Wherever the string "title" shows up in the records below, return that line.
[[ Extracted entries open ]]
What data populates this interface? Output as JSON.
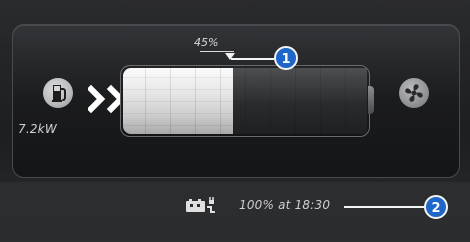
{
  "charging": {
    "power_label": "7.2kW",
    "state_of_charge_label": "45%",
    "state_of_charge_value": 0.45,
    "status_text": "100% at 18:30",
    "callouts": [
      "1",
      "2"
    ],
    "icons": {
      "charger": "ev-charger-icon",
      "fan": "fan-icon",
      "status": "battery-plug-icon",
      "flow": "chevron-right-icon"
    },
    "colors": {
      "callout": "#1e66c7",
      "fill": "#ededed",
      "text": "#d0d0d0"
    }
  }
}
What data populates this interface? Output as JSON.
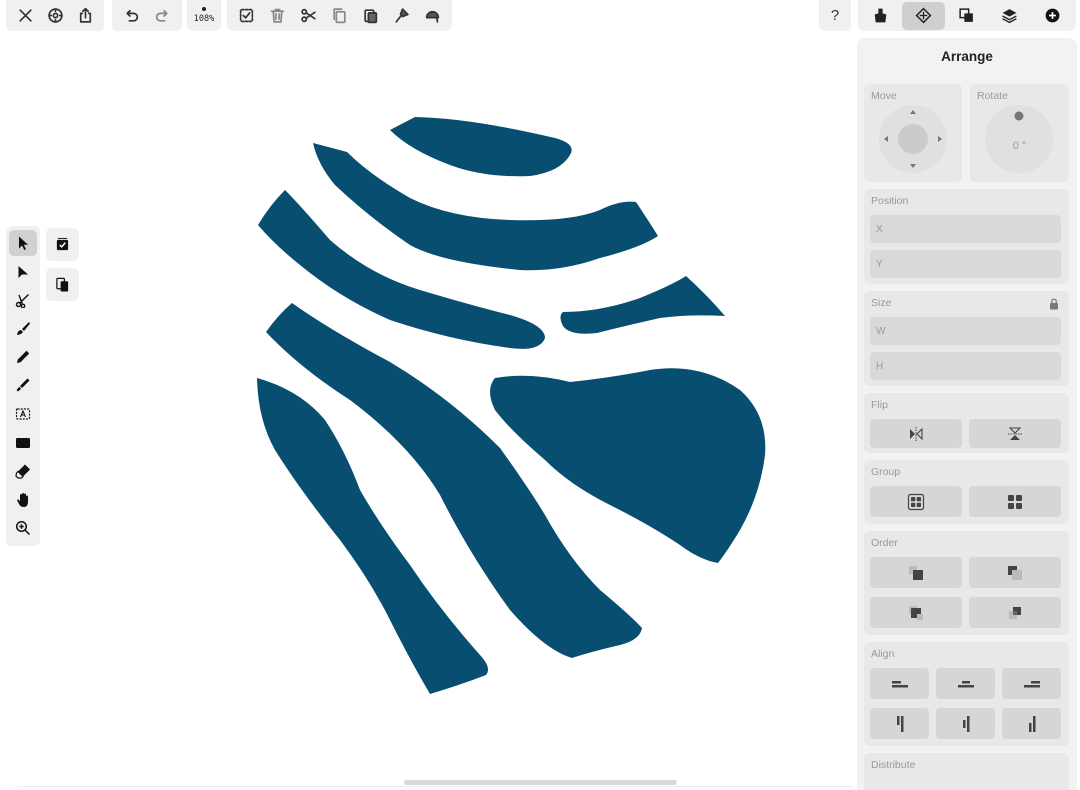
{
  "toolbar": {
    "zoom_label": "108%",
    "help_label": "?"
  },
  "panel": {
    "title": "Arrange",
    "move_label": "Move",
    "rotate_label": "Rotate",
    "rotate_value": "0 °",
    "position_label": "Position",
    "x_label": "X",
    "y_label": "Y",
    "size_label": "Size",
    "w_label": "W",
    "h_label": "H",
    "flip_label": "Flip",
    "group_label": "Group",
    "order_label": "Order",
    "align_label": "Align",
    "distribute_label": "Distribute"
  },
  "colors": {
    "shape_fill": "#074e70",
    "panel_bg": "#f2f2f2",
    "section_bg": "#e8e8e8"
  },
  "icons": {
    "top_left": [
      "close-icon",
      "settings-icon",
      "share-icon"
    ],
    "history": [
      "undo-icon",
      "redo-icon"
    ],
    "edit": [
      "select-all-icon",
      "delete-icon",
      "cut-icon",
      "copy-icon",
      "paste-icon",
      "paint-style-icon",
      "fill-icon"
    ],
    "right": [
      "help-icon",
      "style-icon",
      "arrange-icon",
      "boolean-icon",
      "layers-icon",
      "add-icon"
    ],
    "tools": [
      "select-icon",
      "direct-select-icon",
      "scissors-icon",
      "brush-icon",
      "pencil-icon",
      "calligraphy-pen-icon",
      "text-icon",
      "rectangle-icon",
      "eraser-icon",
      "hand-icon",
      "zoom-icon"
    ]
  }
}
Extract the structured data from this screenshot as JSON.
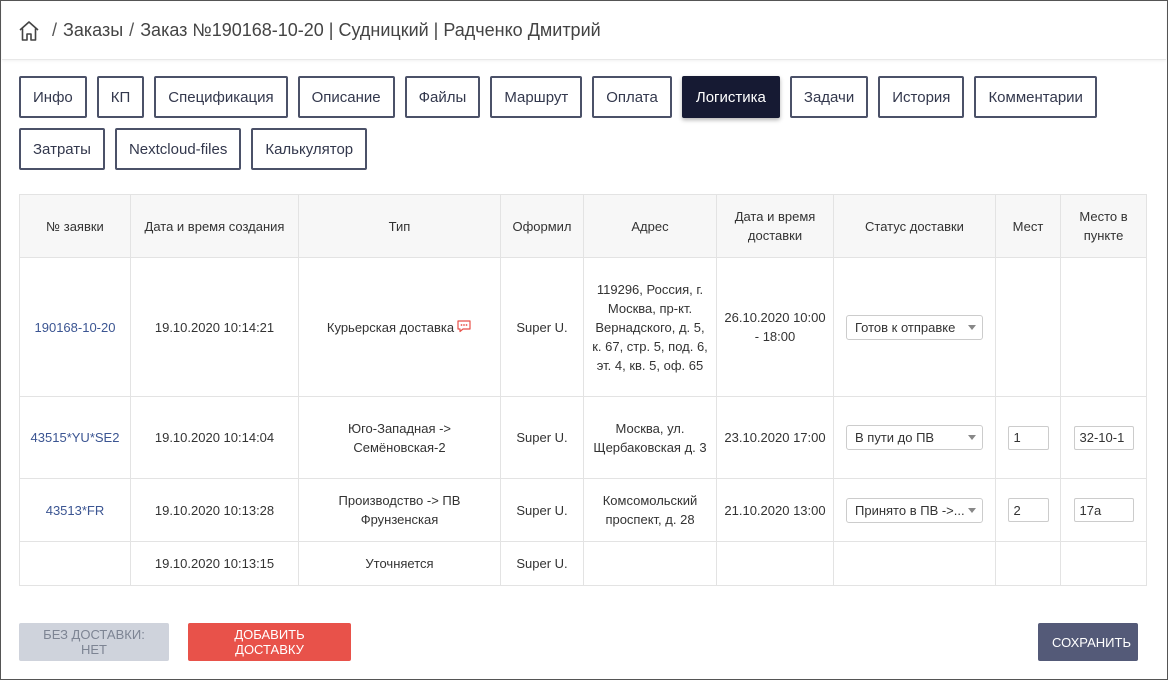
{
  "breadcrumb": {
    "items": [
      "Заказы",
      "Заказ №190168-10-20 | Судницкий | Радченко Дмитрий"
    ],
    "separator": "/"
  },
  "tabs": [
    {
      "label": "Инфо",
      "active": false
    },
    {
      "label": "КП",
      "active": false
    },
    {
      "label": "Спецификация",
      "active": false
    },
    {
      "label": "Описание",
      "active": false
    },
    {
      "label": "Файлы",
      "active": false
    },
    {
      "label": "Маршрут",
      "active": false
    },
    {
      "label": "Оплата",
      "active": false
    },
    {
      "label": "Логистика",
      "active": true
    },
    {
      "label": "Задачи",
      "active": false
    },
    {
      "label": "История",
      "active": false
    },
    {
      "label": "Комментарии",
      "active": false
    },
    {
      "label": "Затраты",
      "active": false
    },
    {
      "label": "Nextcloud-files",
      "active": false
    },
    {
      "label": "Калькулятор",
      "active": false
    }
  ],
  "table": {
    "headers": [
      "№ заявки",
      "Дата и время создания",
      "Тип",
      "Оформил",
      "Адрес",
      "Дата и время доставки",
      "Статус доставки",
      "Мест",
      "Место в пункте"
    ],
    "rows": [
      {
        "id": "190168-10-20",
        "created": "19.10.2020 10:14:21",
        "type": "Курьерская доставка",
        "has_comment": true,
        "author": "Super U.",
        "address": "119296, Россия, г. Москва, пр-кт. Вернадского, д. 5, к. 67, стр. 5, под. 6, эт. 4, кв. 5, оф. 65",
        "delivery": "26.10.2020 10:00 - 18:00",
        "status": "Готов к отправке",
        "places": "",
        "point_place": ""
      },
      {
        "id": "43515*YU*SE2",
        "created": "19.10.2020 10:14:04",
        "type": "Юго-Западная -> Семёновская-2",
        "has_comment": false,
        "author": "Super U.",
        "address": "Москва, ул. Щербаковская д. 3",
        "delivery": "23.10.2020 17:00",
        "status": "В пути до ПВ",
        "places": "1",
        "point_place": "32-10-1"
      },
      {
        "id": "43513*FR",
        "created": "19.10.2020 10:13:28",
        "type": "Производство -> ПВ Фрунзенская",
        "has_comment": false,
        "author": "Super U.",
        "address": "Комсомольский проспект, д. 28",
        "delivery": "21.10.2020 13:00",
        "status": "Принято в ПВ ->...",
        "places": "2",
        "point_place": "17a"
      },
      {
        "id": "",
        "created": "19.10.2020 10:13:15",
        "type": "Уточняется",
        "has_comment": false,
        "author": "Super U.",
        "address": "",
        "delivery": "",
        "status": "",
        "places": "",
        "point_place": ""
      }
    ]
  },
  "buttons": {
    "no_delivery": "Без доставки: нет",
    "add_delivery": "Добавить доставку",
    "save": "Сохранить"
  },
  "colors": {
    "active_tab": "#161a33",
    "tab_border": "#4b5168",
    "link": "#3b5592",
    "add_button": "#e8524a",
    "save_button": "#545a78",
    "disabled_button": "#cfd3dc"
  }
}
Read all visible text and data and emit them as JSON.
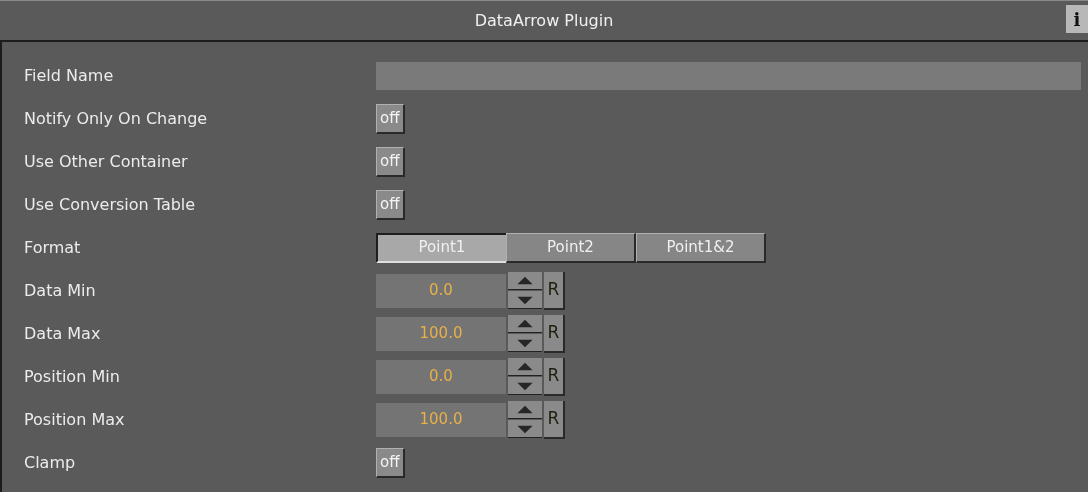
{
  "window": {
    "title": "DataArrow Plugin",
    "info_button": "i"
  },
  "rows": [
    {
      "kind": "field",
      "label": "Field Name"
    },
    {
      "kind": "toggle",
      "label": "Notify Only On Change",
      "value": "off"
    },
    {
      "kind": "toggle",
      "label": "Use Other Container",
      "value": "off"
    },
    {
      "kind": "toggle",
      "label": "Use Conversion Table",
      "value": "off"
    },
    {
      "kind": "segmented",
      "label": "Format",
      "options": [
        {
          "label": "Point1",
          "selected": true
        },
        {
          "label": "Point2",
          "selected": false
        },
        {
          "label": "Point1&2",
          "selected": false
        }
      ]
    },
    {
      "kind": "number",
      "label": "Data Min",
      "value": "0.0",
      "reset": "R"
    },
    {
      "kind": "number",
      "label": "Data Max",
      "value": "100.0",
      "reset": "R"
    },
    {
      "kind": "number",
      "label": "Position Min",
      "value": "0.0",
      "reset": "R"
    },
    {
      "kind": "number",
      "label": "Position Max",
      "value": "100.0",
      "reset": "R"
    },
    {
      "kind": "toggle",
      "label": "Clamp",
      "value": "off"
    }
  ]
}
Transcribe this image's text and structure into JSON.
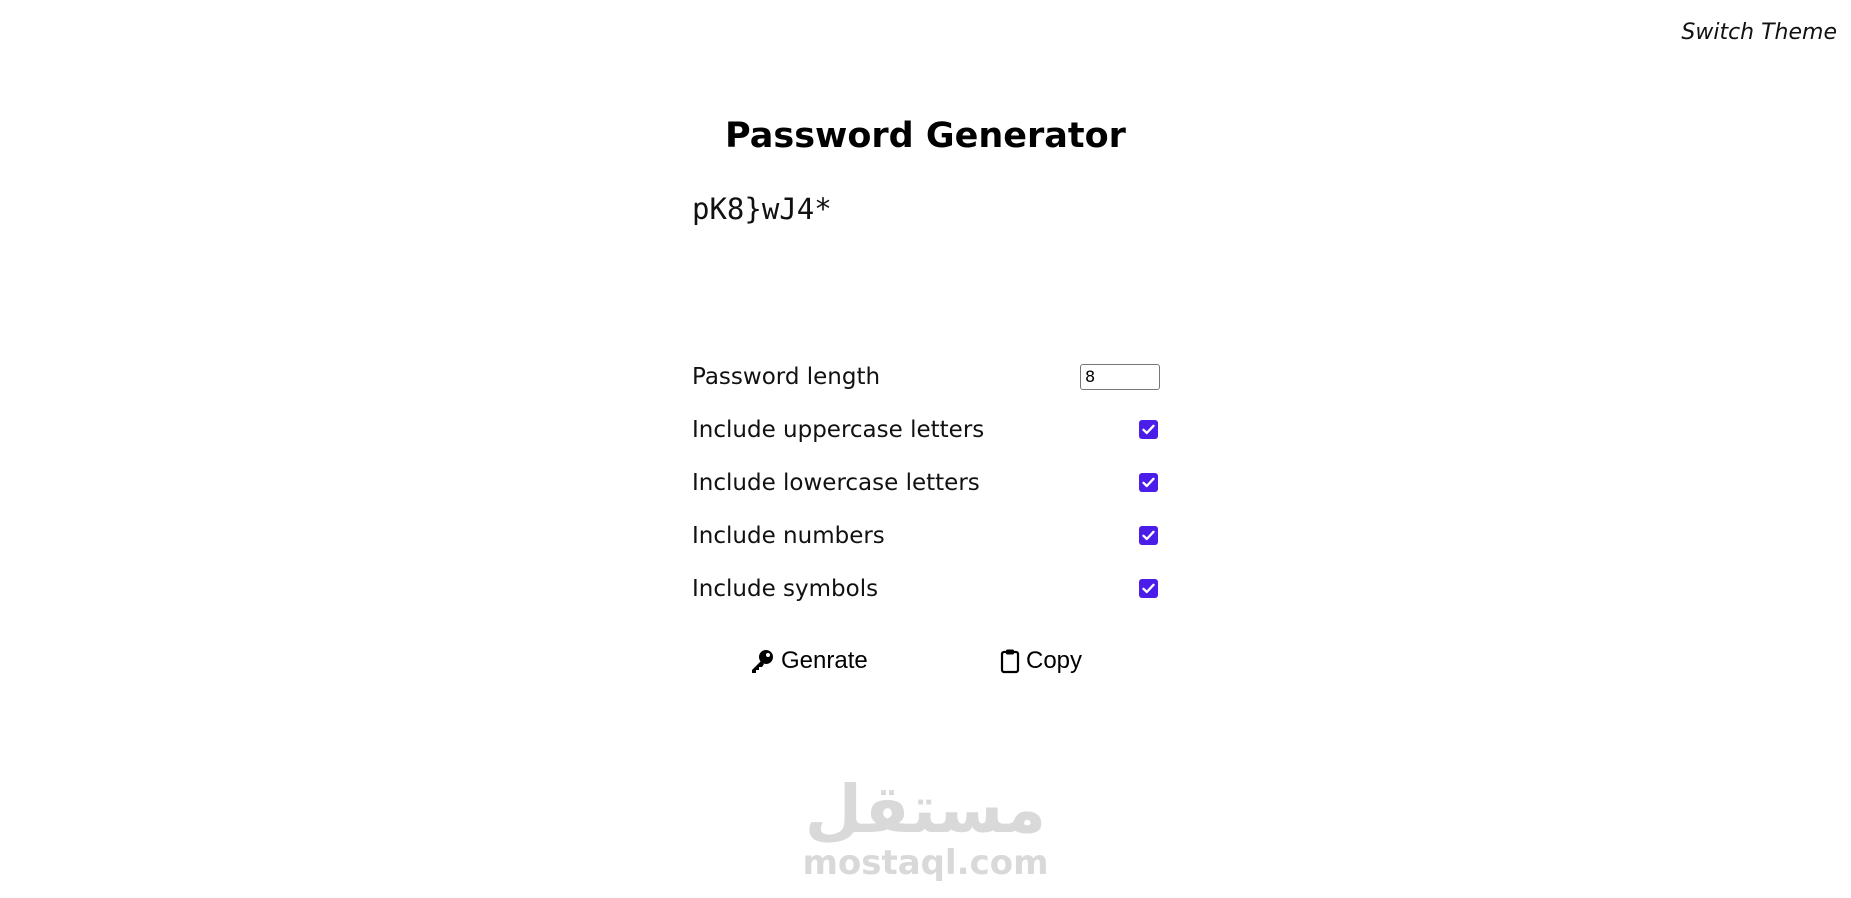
{
  "header": {
    "switch_theme_label": "Switch Theme"
  },
  "app": {
    "title": "Password Generator",
    "generated_password": "pK8}wJ4*"
  },
  "options": {
    "length": {
      "label": "Password length",
      "value": "8"
    },
    "uppercase": {
      "label": "Include uppercase letters",
      "checked": true
    },
    "lowercase": {
      "label": "Include lowercase letters",
      "checked": true
    },
    "numbers": {
      "label": "Include numbers",
      "checked": true
    },
    "symbols": {
      "label": "Include symbols",
      "checked": true
    },
    "checkbox_color": "#4a1de8"
  },
  "actions": {
    "generate": {
      "label": "Genrate",
      "icon": "key-icon"
    },
    "copy": {
      "label": "Copy",
      "icon": "clipboard-icon"
    }
  },
  "watermark": {
    "arabic_text": "مستقل",
    "latin_text": "mostaql.com"
  }
}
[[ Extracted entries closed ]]
» Response:
    "title": "Arrange",
    "title": "DataArrow Plugin",
    "title": "Password Generator",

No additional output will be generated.